CDC says J&J vaccine has ‘small possible risk’ of rare neurological disorder


U.S. health officials said Monday Johnson & Johnson’s COVID-19 vaccine may pose a "small possible risk" of a rare neurological disorder known as Guillain-Barré syndrome, another setback for the vaccine that was temporarily paused earlier this year. 

About 100 suspected cases of Guillain-Barré syndrome were identified out of 12.8 million doses of the Johnson & Johnson shot, according to a statement from the U.S. Centers for Disease Control and Prevention. The cases were mostly reported about two weeks after vaccination and mostly in men, age 50 and older, the CDC said.

The CDC said it would ask its panel of outside vaccine experts to review the issue at an upcoming meeting.

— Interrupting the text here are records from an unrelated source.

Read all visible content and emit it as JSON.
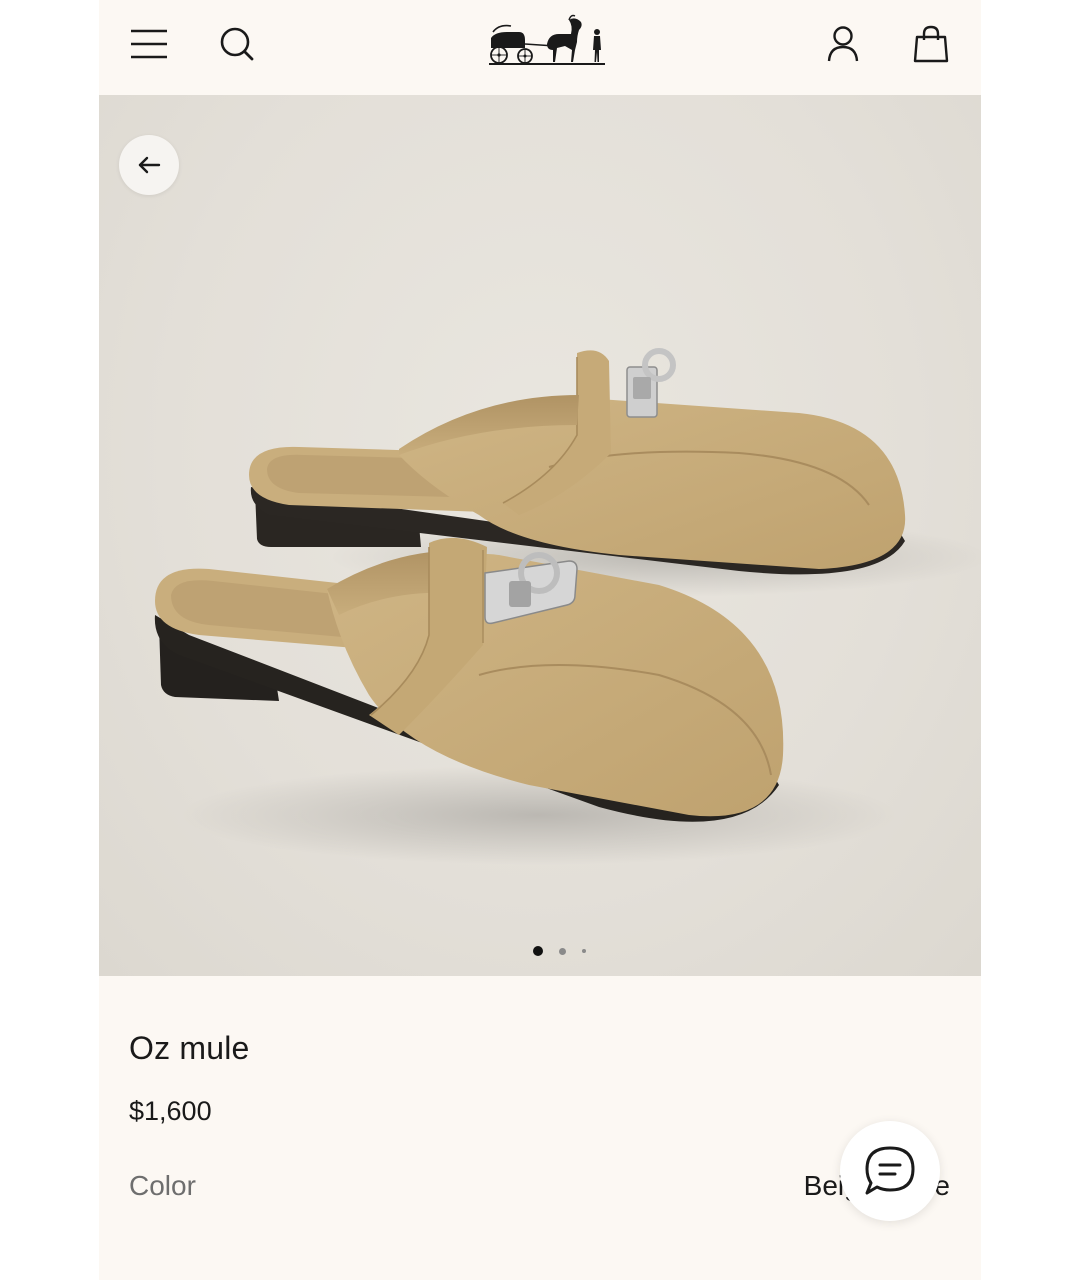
{
  "header": {
    "menu_icon": "hamburger-menu-icon",
    "search_icon": "search-icon",
    "logo": "carriage-logo",
    "account_icon": "user-account-icon",
    "bag_icon": "shopping-bag-icon"
  },
  "gallery": {
    "back_icon": "arrow-left-icon",
    "image_subject": "beige suede mules pair",
    "dots_total": 3,
    "active_index": 1
  },
  "product": {
    "name": "Oz mule",
    "price": "$1,600",
    "color_label": "Color",
    "color_value": "Beige sable"
  },
  "chat": {
    "icon": "chat-bubble-icon"
  },
  "colors": {
    "background": "#fcf8f3",
    "hero_bg": "#e3dfd8",
    "text": "#1a1a1a",
    "muted": "#6e6e6e",
    "suede": "#c7ad7c"
  }
}
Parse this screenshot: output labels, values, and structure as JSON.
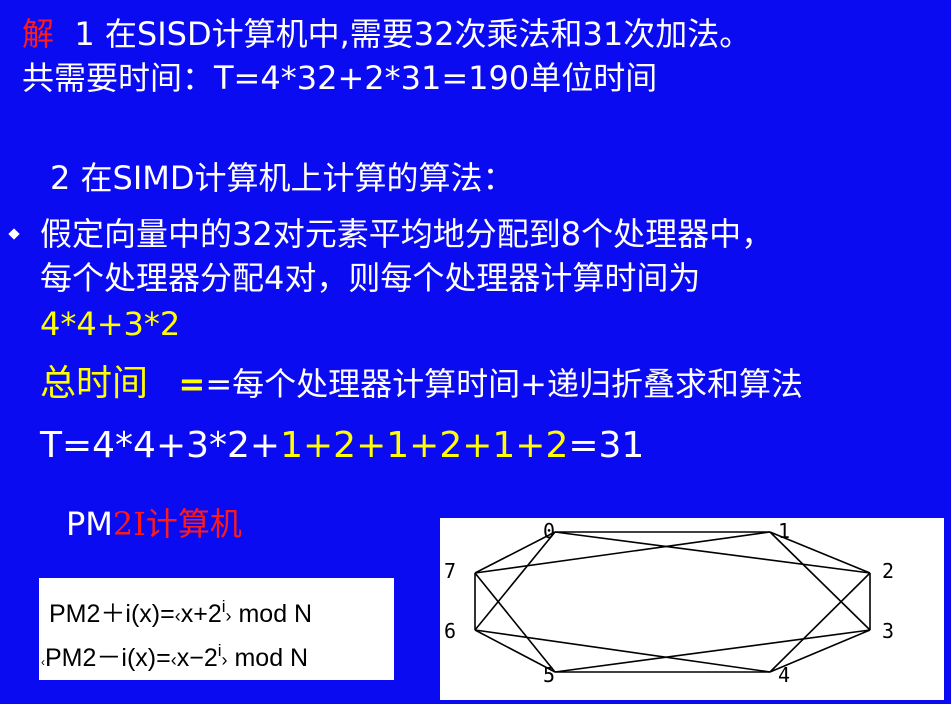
{
  "slide": {
    "line1": {
      "prefix": "解",
      "text": "1 在SISD计算机中,需要32次乘法和31次加法。"
    },
    "line2": "共需要时间：T=4*32+2*31=190单位时间",
    "line3": "2 在SIMD计算机上计算的算法：",
    "bullet_line1": "假定向量中的32对元素平均地分配到8个处理器中，",
    "bullet_line2": "每个处理器分配4对，则每个处理器计算时间为",
    "bullet_line3": "4*4+3*2",
    "total": {
      "label": "总时间",
      "text": "=每个处理器计算时间+递归折叠求和算法"
    },
    "equation": {
      "part1": "T=4*4+3*2+",
      "part2": "1+2+1+2+1+2",
      "part3": "=31"
    },
    "pm2i": {
      "prefix": "PM",
      "red": "2I计算机"
    }
  },
  "formulas": {
    "plus": {
      "lhs": "PM2＋i(x)=",
      "lparen": "‹",
      "body": "x+2",
      "sup": "i",
      "rparen": "›",
      "mod": "mod N"
    },
    "minus": {
      "lead": "‹",
      "lhs": "PM2－i(x)=",
      "lparen": "‹",
      "body": "x−2",
      "sup": "i",
      "rparen": "›",
      "mod": "mod N"
    }
  },
  "diagram": {
    "nodes": [
      "0",
      "1",
      "2",
      "3",
      "4",
      "5",
      "6",
      "7"
    ]
  },
  "colors": {
    "background": "#0b0bf2",
    "text": "#ffffff",
    "highlight_yellow": "#ffff00",
    "highlight_red": "#ff1a1a"
  }
}
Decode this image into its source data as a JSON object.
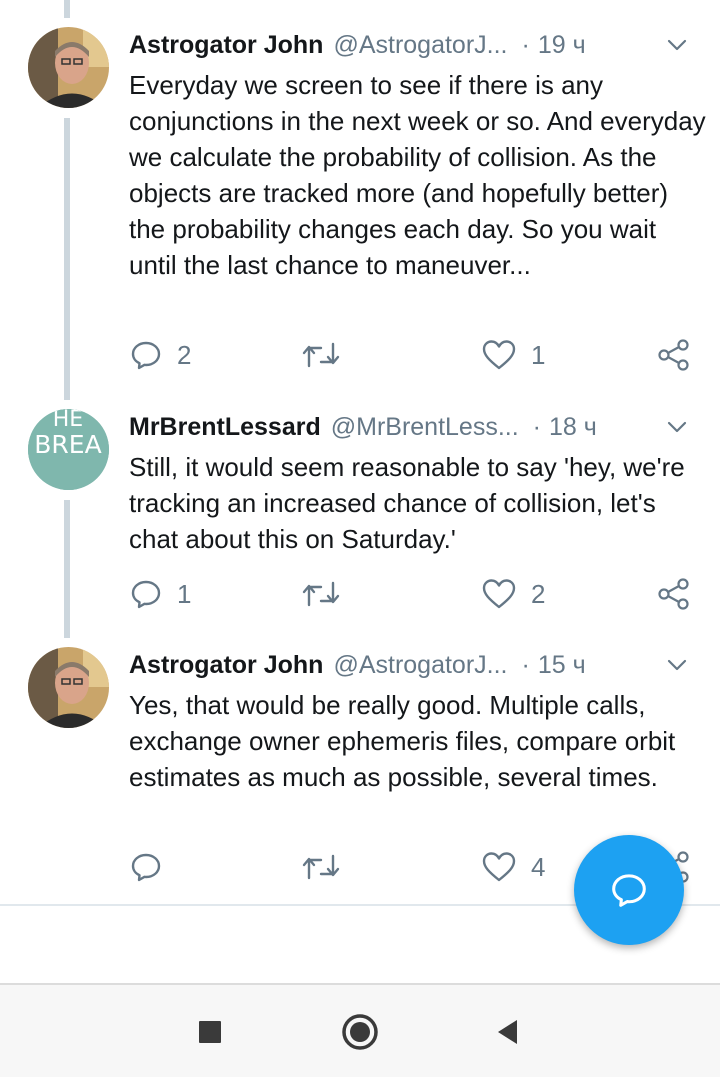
{
  "colors": {
    "accent": "#1da1f2",
    "text": "#14171a",
    "muted": "#657786",
    "thread_line": "#ccd6dd"
  },
  "tweets": [
    {
      "avatar": "person-photo-avatar",
      "name": "Astrogator John",
      "handle": "@AstrogatorJ...",
      "dot": "·",
      "time": "19 ч",
      "text": "Everyday we screen to see if there is any conjunctions in the next week or so. And everyday we calculate the probability of collision. As the objects are tracked more (and hopefully better) the probability changes each day. So you wait until the last chance to maneuver...",
      "replies": "2",
      "retweets": "",
      "likes": "1"
    },
    {
      "avatar": "brand-logo-avatar",
      "avatar_text_top": "HE",
      "avatar_text_main": "BREA",
      "name": "MrBrentLessard",
      "handle": "@MrBrentLess...",
      "dot": "·",
      "time": "18 ч",
      "text": "Still, it would seem reasonable to say 'hey, we're tracking an increased chance of collision, let's chat about this on Saturday.'",
      "replies": "1",
      "retweets": "",
      "likes": "2"
    },
    {
      "avatar": "person-photo-avatar",
      "name": "Astrogator John",
      "handle": "@AstrogatorJ...",
      "dot": "·",
      "time": "15 ч",
      "text": "Yes, that would be really good. Multiple calls, exchange owner ephemeris files, compare orbit estimates as much as possible, several times.",
      "replies": "",
      "retweets": "",
      "likes": "4"
    }
  ],
  "fab": {
    "icon": "compose-reply-icon"
  },
  "navbar": {
    "icons": [
      "recents-square-icon",
      "home-circle-icon",
      "back-triangle-icon"
    ]
  }
}
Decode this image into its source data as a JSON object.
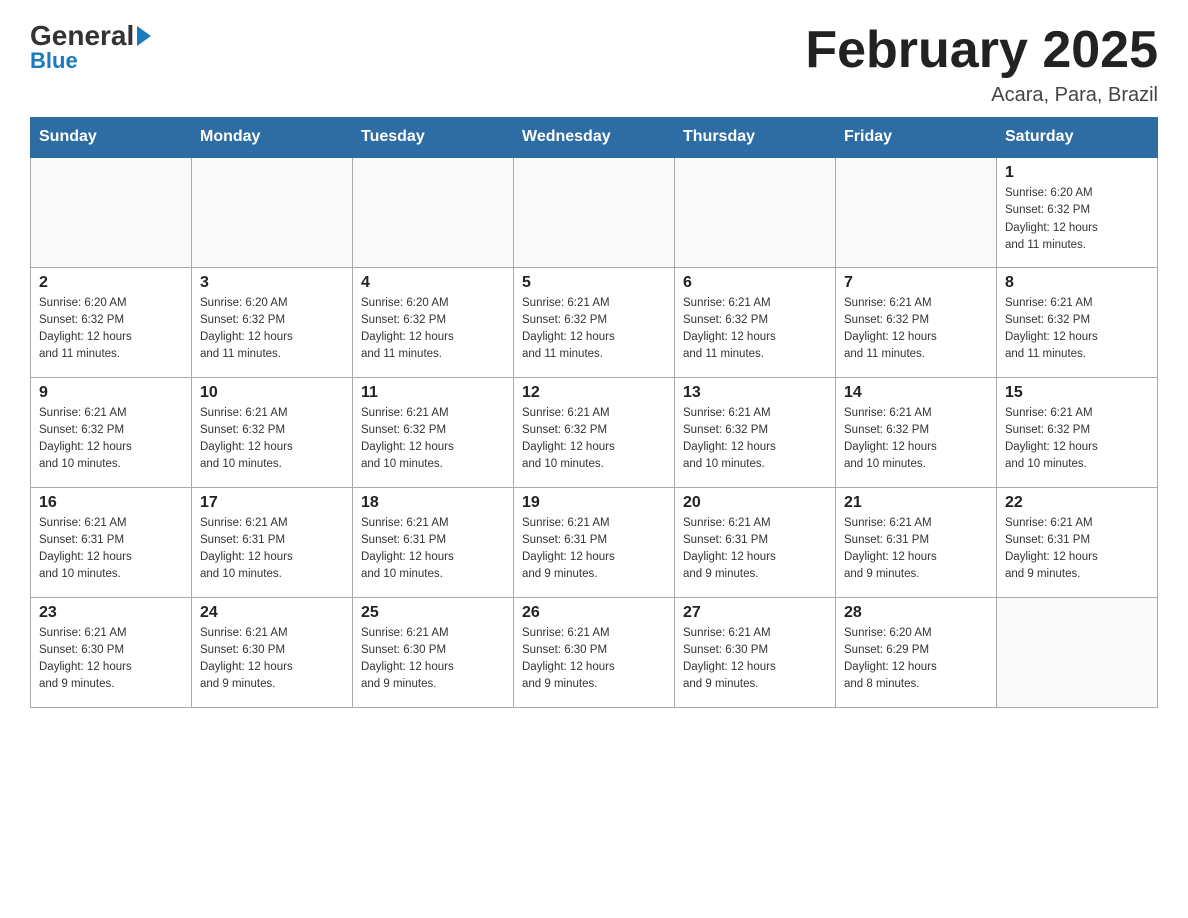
{
  "logo": {
    "general": "General",
    "blue": "Blue"
  },
  "header": {
    "title": "February 2025",
    "location": "Acara, Para, Brazil"
  },
  "weekdays": [
    "Sunday",
    "Monday",
    "Tuesday",
    "Wednesday",
    "Thursday",
    "Friday",
    "Saturday"
  ],
  "weeks": [
    [
      {
        "day": "",
        "info": ""
      },
      {
        "day": "",
        "info": ""
      },
      {
        "day": "",
        "info": ""
      },
      {
        "day": "",
        "info": ""
      },
      {
        "day": "",
        "info": ""
      },
      {
        "day": "",
        "info": ""
      },
      {
        "day": "1",
        "info": "Sunrise: 6:20 AM\nSunset: 6:32 PM\nDaylight: 12 hours\nand 11 minutes."
      }
    ],
    [
      {
        "day": "2",
        "info": "Sunrise: 6:20 AM\nSunset: 6:32 PM\nDaylight: 12 hours\nand 11 minutes."
      },
      {
        "day": "3",
        "info": "Sunrise: 6:20 AM\nSunset: 6:32 PM\nDaylight: 12 hours\nand 11 minutes."
      },
      {
        "day": "4",
        "info": "Sunrise: 6:20 AM\nSunset: 6:32 PM\nDaylight: 12 hours\nand 11 minutes."
      },
      {
        "day": "5",
        "info": "Sunrise: 6:21 AM\nSunset: 6:32 PM\nDaylight: 12 hours\nand 11 minutes."
      },
      {
        "day": "6",
        "info": "Sunrise: 6:21 AM\nSunset: 6:32 PM\nDaylight: 12 hours\nand 11 minutes."
      },
      {
        "day": "7",
        "info": "Sunrise: 6:21 AM\nSunset: 6:32 PM\nDaylight: 12 hours\nand 11 minutes."
      },
      {
        "day": "8",
        "info": "Sunrise: 6:21 AM\nSunset: 6:32 PM\nDaylight: 12 hours\nand 11 minutes."
      }
    ],
    [
      {
        "day": "9",
        "info": "Sunrise: 6:21 AM\nSunset: 6:32 PM\nDaylight: 12 hours\nand 10 minutes."
      },
      {
        "day": "10",
        "info": "Sunrise: 6:21 AM\nSunset: 6:32 PM\nDaylight: 12 hours\nand 10 minutes."
      },
      {
        "day": "11",
        "info": "Sunrise: 6:21 AM\nSunset: 6:32 PM\nDaylight: 12 hours\nand 10 minutes."
      },
      {
        "day": "12",
        "info": "Sunrise: 6:21 AM\nSunset: 6:32 PM\nDaylight: 12 hours\nand 10 minutes."
      },
      {
        "day": "13",
        "info": "Sunrise: 6:21 AM\nSunset: 6:32 PM\nDaylight: 12 hours\nand 10 minutes."
      },
      {
        "day": "14",
        "info": "Sunrise: 6:21 AM\nSunset: 6:32 PM\nDaylight: 12 hours\nand 10 minutes."
      },
      {
        "day": "15",
        "info": "Sunrise: 6:21 AM\nSunset: 6:32 PM\nDaylight: 12 hours\nand 10 minutes."
      }
    ],
    [
      {
        "day": "16",
        "info": "Sunrise: 6:21 AM\nSunset: 6:31 PM\nDaylight: 12 hours\nand 10 minutes."
      },
      {
        "day": "17",
        "info": "Sunrise: 6:21 AM\nSunset: 6:31 PM\nDaylight: 12 hours\nand 10 minutes."
      },
      {
        "day": "18",
        "info": "Sunrise: 6:21 AM\nSunset: 6:31 PM\nDaylight: 12 hours\nand 10 minutes."
      },
      {
        "day": "19",
        "info": "Sunrise: 6:21 AM\nSunset: 6:31 PM\nDaylight: 12 hours\nand 9 minutes."
      },
      {
        "day": "20",
        "info": "Sunrise: 6:21 AM\nSunset: 6:31 PM\nDaylight: 12 hours\nand 9 minutes."
      },
      {
        "day": "21",
        "info": "Sunrise: 6:21 AM\nSunset: 6:31 PM\nDaylight: 12 hours\nand 9 minutes."
      },
      {
        "day": "22",
        "info": "Sunrise: 6:21 AM\nSunset: 6:31 PM\nDaylight: 12 hours\nand 9 minutes."
      }
    ],
    [
      {
        "day": "23",
        "info": "Sunrise: 6:21 AM\nSunset: 6:30 PM\nDaylight: 12 hours\nand 9 minutes."
      },
      {
        "day": "24",
        "info": "Sunrise: 6:21 AM\nSunset: 6:30 PM\nDaylight: 12 hours\nand 9 minutes."
      },
      {
        "day": "25",
        "info": "Sunrise: 6:21 AM\nSunset: 6:30 PM\nDaylight: 12 hours\nand 9 minutes."
      },
      {
        "day": "26",
        "info": "Sunrise: 6:21 AM\nSunset: 6:30 PM\nDaylight: 12 hours\nand 9 minutes."
      },
      {
        "day": "27",
        "info": "Sunrise: 6:21 AM\nSunset: 6:30 PM\nDaylight: 12 hours\nand 9 minutes."
      },
      {
        "day": "28",
        "info": "Sunrise: 6:20 AM\nSunset: 6:29 PM\nDaylight: 12 hours\nand 8 minutes."
      },
      {
        "day": "",
        "info": ""
      }
    ]
  ]
}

J&J didn’t immediately respond to a request for comment.

Available data did not show a similar link with the Pfizer-BioNTech or Moderna vaccines, of which more than 320 million doses have been administered.

Guillain-Barré syndrome is a rare neurological disorder in which the body's immune system mistakenly attacks part of its peripheral nervous system, according to the National Institute of Neurological Disorders and Stroke, part of the National Institutes of Health. 

The condition can range from a mild case with brief moments of weakness to near-paralysis — leaving the person unable to breathe independently. Most people eventually recover, even from the most severe cases, but some are left with permanent nerve damage. 

While the exact cause of the syndrome remains unknown, most cases usually follow a respiratory or gastrointestinal viral infection. An estimated 3,000 to 6,000 people develop Guillain-Barré syndrome each year in the U.S., according to the CDC

The announcement comes as another blow to the J&J shot after U.S. officials briefly paused its use in April to investigate reports of rare blood clots. Officials said that out of nearly 8 million people vaccinated before the pause, health officials uncovered 15 cases of a highly unusual kind of blood clot, three of them fatal. All were women, and most younger than 50.